Frank Durst is the grandson of the company’s chairman Douglas Durst and the son of daughter Helena and is just a 4-year-old. As the company completed 601 West 57th Street a decade ago and called it Helena 57 West, it played with the Frank name for its smaller neighbor. And ta-da, the building name was born.
“We started calling the building Frank as a joke,” Jordan Barowitz, a vice president and director of external affairs at Durst, told Commercial Observer during a recent tour of the building. “It’s the shorter, little offspring of the Helena [57 West]. When it came around to name it, we thought it fit. It’s something about the design of the building.
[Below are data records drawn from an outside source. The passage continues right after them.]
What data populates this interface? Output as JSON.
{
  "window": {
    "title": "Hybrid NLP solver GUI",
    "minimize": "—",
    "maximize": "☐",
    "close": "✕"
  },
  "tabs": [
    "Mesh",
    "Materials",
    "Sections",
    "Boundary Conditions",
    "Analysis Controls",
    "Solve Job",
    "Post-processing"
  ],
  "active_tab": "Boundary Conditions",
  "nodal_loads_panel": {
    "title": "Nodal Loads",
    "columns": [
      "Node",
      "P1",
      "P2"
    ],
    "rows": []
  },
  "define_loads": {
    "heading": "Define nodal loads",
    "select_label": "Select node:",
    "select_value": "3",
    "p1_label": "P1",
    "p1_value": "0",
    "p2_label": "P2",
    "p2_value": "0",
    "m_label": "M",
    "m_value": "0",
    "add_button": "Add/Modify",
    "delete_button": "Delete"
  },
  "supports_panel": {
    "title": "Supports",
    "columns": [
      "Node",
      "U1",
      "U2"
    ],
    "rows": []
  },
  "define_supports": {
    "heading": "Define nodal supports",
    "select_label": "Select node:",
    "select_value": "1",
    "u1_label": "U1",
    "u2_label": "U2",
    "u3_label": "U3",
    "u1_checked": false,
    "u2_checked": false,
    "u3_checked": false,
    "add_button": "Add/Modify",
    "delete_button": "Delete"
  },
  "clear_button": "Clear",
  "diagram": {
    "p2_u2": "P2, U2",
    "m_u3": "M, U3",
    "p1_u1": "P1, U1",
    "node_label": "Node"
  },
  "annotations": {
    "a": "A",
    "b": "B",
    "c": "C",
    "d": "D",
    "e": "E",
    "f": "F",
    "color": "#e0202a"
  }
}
It’s not sort of delicate. It’s straightforward. It’s honest. It doesn’t have an all-glass curtain wall. The building is sort of Frank.”
While the Helena is a massive building with 597 units and 58 stories, Frank 57 is a much smaller 10-story structure with just 65 units. And frankly (pun intended), it looks like a residential building, which can’t be said for the pyramid-shaped VIA 57 West at 625 West 57th Street, which was designed by starchitect Bjarke Ingels. (Together VIA 57 West, Helena 57 and Frank 57, all Durst buildings, make up one giant city block between 11th and 12th Avenues.)
The 150,000-square-foot building contains a residential portion of about 70,000 square feet and will be made up of studios, one-, two- and three-bedroom apartments. The 70,000-square-foot community facility portion, which will primarily house an arm of the Hospital for Special Surgery, takes up a portion of the first floor and the entire second, third and fourth floors.
There are four elevators already operational in the building, two for residents and two for the community facility. And amenities will include a room for bike storage and a fitness center. There are 22-foot-high ceilings in the lobby.
When it is completed in May, Frank 57 will be the last property to arrive at Durst’s three-building site on the Far West Side, but it will come with an innovative design. Forget the all-glass curtain walls or old-school brick façade: The exterior of the building is coated in zinc panels over a rainscreen system. The nine-layer rainscreen design, which offers better insulation and blocks moisture from getting through the structural wall of the building, boosts energy efficiency. Plus the zinc panels give the property a different aesthetic that makes the building stand out from its siblings on the block.
“There was a lot of time and effort put into what the building was going to look like. Durst was looking for a certain look,” said Kenneth Colao, the president of construction company CNY Group, which is building the project. “We went through exercise after exercise and went through a number of different materials and alternative designs to ultimately come up with this rainscreen
design utilizing the zinc outer material.”
Also distinguishing Frank 57 from its siblings is its two mechanical rooms with boilers and other systems created offsite in Canada and placed on top the building by crane. After delivery, the pipes and wiring from the prefabricated rooms, which look like shipping containers on the roof, were attached to the appropriate systems in the building. This method of construction is becoming more popular in the industry because of benefits like speed.
Assembling the mechanical rooms offsite made the job faster as the workers didn’t have to wait for certain sections to be competed in the building first. They were also able to fully test the process of the mechanical rooms in advance so, by the time they went before the New York City Department of Buildings, they passed inspection in the first try, which is uncommon. And since the mechanical rooms are on the roof of the building, the property will be resistant to weather conditions, like the flooding experienced in Superstorm Sandy.
Durst wanted to make the building sustainable as well, so the property incorporates plenty of eco-friendly features. Each apartment is outfitted with vents that bring fresh, filtered air to the rooms. The building is equipped with energy-efficient LED lights, and the paints are made with natural materials and don’t emit gas. The hallway carpeting is made from recycled materials and can be reused after it is disposed. And apartments are almost entirely made with wood floors instead of tiles, even in kitchens areas, since wood is a more sustainable material.
Foundation work on Frank 57 began in March 2015, and CNY Group quickly discovered a conflict underneath the site. When Durst first acquired the site in 1999 via a 99-year ground lease, it was occupied by a storage facility. The underpinning walls that supported the storage facility remain under the new Frank 57 building since removing them, CNY Group realized, would be costly and could impact nearby Helena 57.
“At one point, we evaluated the cost of whether to rip that out, and the cost to rip it out didn’t really make sense, so we kind of worked around it,” said Steve Colao, the chief operating officer of CNY Group. “We chopped through those walls and put [Frank 57’s] columns in and then left the wall in place, because ripping that wall out could have been potentially damaging to the Helena.”
CNY Group topped out the building in February of last year, and the bulk of construction on the building has been completed. The apartments are being built out now, and an outdoor terrace on the top floor is being constructed. Durst is hoping to begin leasing the apartments in June. Pricing for the units has not been determined.